INSTRUCTIONS FOR THE TASK:
Check every line of the entries for the string "glyph" and return the ones that contain it.

RECORDS PROVIDED:

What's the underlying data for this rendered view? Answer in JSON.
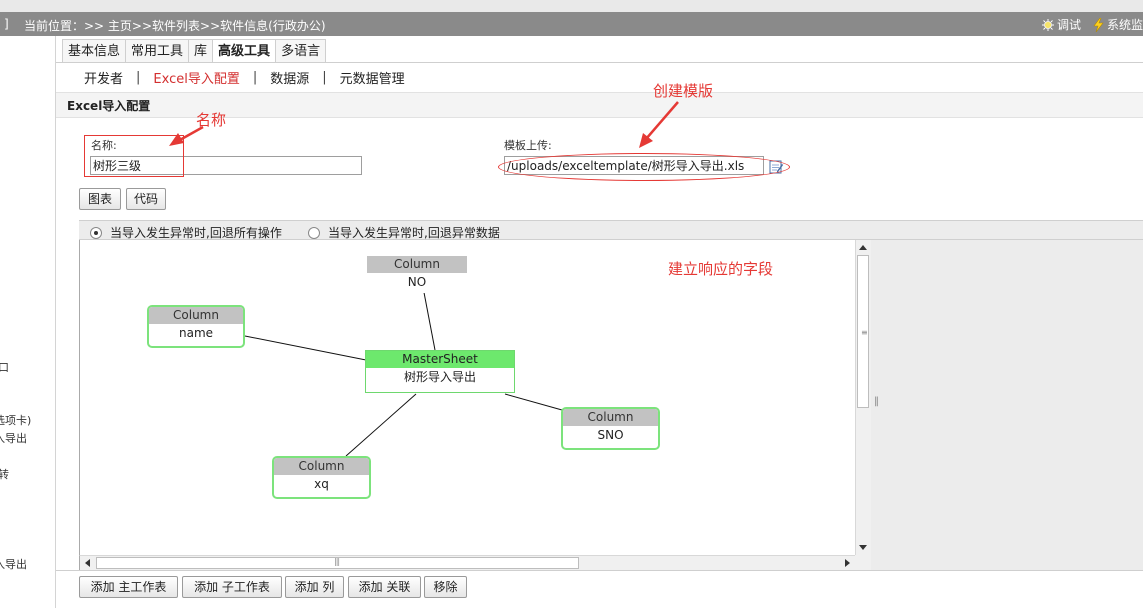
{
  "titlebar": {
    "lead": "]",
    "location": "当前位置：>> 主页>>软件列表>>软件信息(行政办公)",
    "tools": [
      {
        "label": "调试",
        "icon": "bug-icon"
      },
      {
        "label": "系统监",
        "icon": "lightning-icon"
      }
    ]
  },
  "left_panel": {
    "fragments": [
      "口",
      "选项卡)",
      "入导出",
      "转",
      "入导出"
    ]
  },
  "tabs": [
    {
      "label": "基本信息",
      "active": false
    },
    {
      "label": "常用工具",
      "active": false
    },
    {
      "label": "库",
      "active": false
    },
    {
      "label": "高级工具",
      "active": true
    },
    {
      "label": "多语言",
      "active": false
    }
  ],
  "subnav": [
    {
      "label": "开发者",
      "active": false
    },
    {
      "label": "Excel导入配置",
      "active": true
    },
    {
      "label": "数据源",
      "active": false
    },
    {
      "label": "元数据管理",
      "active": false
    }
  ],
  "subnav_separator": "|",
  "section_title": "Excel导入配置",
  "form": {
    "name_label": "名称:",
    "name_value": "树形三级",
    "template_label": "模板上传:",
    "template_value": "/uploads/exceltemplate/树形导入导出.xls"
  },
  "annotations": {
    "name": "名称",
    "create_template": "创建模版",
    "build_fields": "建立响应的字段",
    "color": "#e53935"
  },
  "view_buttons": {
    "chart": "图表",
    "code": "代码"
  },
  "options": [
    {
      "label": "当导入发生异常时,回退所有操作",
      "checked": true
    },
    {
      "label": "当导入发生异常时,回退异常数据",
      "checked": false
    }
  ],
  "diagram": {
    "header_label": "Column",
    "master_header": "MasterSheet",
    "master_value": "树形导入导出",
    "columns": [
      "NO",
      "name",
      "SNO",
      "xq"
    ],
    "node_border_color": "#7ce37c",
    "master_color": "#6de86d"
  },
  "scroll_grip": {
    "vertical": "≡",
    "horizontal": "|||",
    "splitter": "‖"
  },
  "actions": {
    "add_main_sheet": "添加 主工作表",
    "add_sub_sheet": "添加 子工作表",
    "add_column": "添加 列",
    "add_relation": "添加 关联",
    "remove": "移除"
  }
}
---
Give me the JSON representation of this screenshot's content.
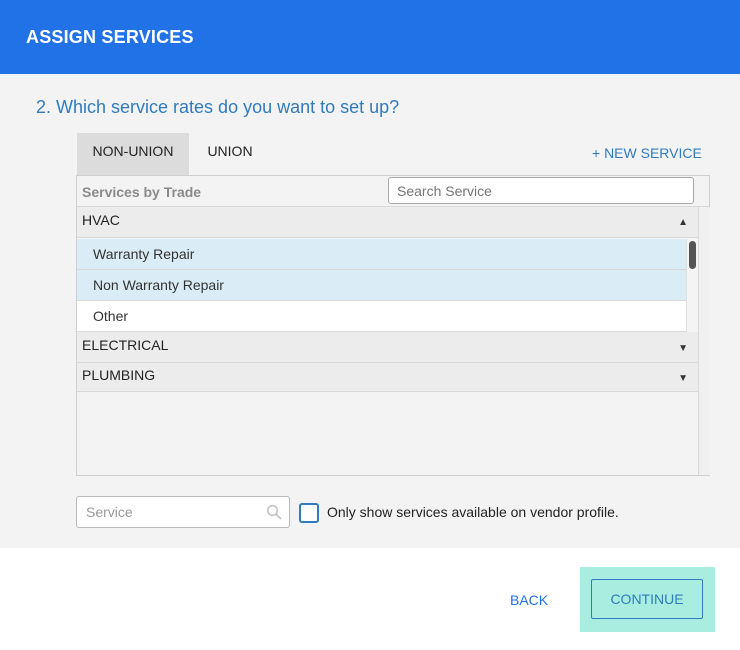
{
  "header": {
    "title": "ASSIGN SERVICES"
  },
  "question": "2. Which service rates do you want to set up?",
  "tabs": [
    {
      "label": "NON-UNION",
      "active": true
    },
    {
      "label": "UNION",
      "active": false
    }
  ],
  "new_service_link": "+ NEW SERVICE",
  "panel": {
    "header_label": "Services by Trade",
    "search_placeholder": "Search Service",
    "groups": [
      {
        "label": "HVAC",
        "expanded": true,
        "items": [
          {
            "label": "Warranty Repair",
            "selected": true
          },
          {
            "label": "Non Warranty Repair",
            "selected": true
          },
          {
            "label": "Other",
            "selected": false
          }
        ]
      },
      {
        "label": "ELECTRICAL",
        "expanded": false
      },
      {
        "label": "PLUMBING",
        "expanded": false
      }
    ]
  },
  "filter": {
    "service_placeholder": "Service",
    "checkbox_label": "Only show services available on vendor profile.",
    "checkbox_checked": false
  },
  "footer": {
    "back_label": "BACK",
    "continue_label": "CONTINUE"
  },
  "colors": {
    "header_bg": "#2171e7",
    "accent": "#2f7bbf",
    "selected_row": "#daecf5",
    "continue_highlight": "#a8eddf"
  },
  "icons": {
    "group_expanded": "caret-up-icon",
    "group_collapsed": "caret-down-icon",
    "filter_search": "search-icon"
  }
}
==
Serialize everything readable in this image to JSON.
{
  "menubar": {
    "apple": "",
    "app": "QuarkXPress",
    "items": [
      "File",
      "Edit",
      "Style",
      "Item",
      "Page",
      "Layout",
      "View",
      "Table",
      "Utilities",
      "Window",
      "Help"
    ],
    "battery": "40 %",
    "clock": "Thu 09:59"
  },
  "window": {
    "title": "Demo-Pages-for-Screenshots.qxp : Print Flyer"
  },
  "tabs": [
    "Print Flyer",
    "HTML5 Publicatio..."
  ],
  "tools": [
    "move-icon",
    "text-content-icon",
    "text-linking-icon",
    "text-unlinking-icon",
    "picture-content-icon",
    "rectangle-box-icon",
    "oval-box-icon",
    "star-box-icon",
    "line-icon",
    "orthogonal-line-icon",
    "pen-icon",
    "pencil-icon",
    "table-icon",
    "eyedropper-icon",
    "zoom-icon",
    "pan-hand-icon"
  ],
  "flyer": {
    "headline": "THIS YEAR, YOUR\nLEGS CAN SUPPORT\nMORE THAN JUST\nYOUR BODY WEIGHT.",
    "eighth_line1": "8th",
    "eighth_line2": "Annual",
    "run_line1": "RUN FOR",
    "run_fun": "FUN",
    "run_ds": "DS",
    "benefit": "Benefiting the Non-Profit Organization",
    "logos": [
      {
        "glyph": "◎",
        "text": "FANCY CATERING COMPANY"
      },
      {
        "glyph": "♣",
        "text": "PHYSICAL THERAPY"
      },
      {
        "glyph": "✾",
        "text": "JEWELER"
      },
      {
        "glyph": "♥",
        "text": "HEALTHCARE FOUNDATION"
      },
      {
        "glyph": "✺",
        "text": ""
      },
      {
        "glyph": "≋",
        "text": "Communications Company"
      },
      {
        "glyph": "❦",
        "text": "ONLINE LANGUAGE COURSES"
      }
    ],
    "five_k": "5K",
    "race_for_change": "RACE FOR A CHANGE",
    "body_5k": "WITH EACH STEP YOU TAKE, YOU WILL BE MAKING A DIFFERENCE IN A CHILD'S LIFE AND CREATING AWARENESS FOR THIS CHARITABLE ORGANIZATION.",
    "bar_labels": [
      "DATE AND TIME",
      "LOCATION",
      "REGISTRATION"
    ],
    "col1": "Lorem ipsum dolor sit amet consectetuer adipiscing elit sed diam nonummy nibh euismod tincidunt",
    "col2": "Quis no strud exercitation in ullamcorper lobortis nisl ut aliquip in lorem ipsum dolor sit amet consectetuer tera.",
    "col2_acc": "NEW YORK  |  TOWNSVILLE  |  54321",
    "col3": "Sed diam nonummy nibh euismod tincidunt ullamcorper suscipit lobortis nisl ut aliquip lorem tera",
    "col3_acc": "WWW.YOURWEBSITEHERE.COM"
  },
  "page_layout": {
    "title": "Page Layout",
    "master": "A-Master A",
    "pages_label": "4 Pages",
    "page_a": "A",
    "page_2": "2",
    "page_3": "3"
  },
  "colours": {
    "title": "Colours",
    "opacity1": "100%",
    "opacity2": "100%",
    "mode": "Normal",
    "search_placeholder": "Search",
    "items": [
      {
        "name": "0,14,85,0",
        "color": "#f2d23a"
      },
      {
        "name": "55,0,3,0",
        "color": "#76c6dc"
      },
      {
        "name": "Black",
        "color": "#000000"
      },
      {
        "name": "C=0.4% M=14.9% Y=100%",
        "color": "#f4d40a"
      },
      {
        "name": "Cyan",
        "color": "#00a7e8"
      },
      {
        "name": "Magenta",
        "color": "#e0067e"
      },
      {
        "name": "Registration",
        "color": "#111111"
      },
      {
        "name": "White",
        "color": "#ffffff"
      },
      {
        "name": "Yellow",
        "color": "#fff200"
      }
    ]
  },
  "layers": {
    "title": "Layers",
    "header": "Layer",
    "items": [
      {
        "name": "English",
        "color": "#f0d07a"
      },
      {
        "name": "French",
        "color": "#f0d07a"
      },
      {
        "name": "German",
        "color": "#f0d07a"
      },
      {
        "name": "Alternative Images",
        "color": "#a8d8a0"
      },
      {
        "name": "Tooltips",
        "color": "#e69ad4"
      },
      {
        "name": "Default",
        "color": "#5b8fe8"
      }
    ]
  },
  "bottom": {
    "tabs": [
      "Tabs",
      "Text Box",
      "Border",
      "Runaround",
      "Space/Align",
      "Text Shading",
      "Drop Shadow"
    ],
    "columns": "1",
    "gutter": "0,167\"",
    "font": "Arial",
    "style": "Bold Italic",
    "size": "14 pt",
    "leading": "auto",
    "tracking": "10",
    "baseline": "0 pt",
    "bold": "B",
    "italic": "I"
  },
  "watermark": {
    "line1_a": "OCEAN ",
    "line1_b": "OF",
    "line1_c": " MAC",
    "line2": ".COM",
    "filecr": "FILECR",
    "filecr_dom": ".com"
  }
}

ANSWER TO THE EXERCISE:
        "glyph": "◎",
        "glyph": "♣",
        "glyph": "✾",
        "glyph": "♥",
        "glyph": "✺",
        "glyph": "≋",
        "glyph": "❦",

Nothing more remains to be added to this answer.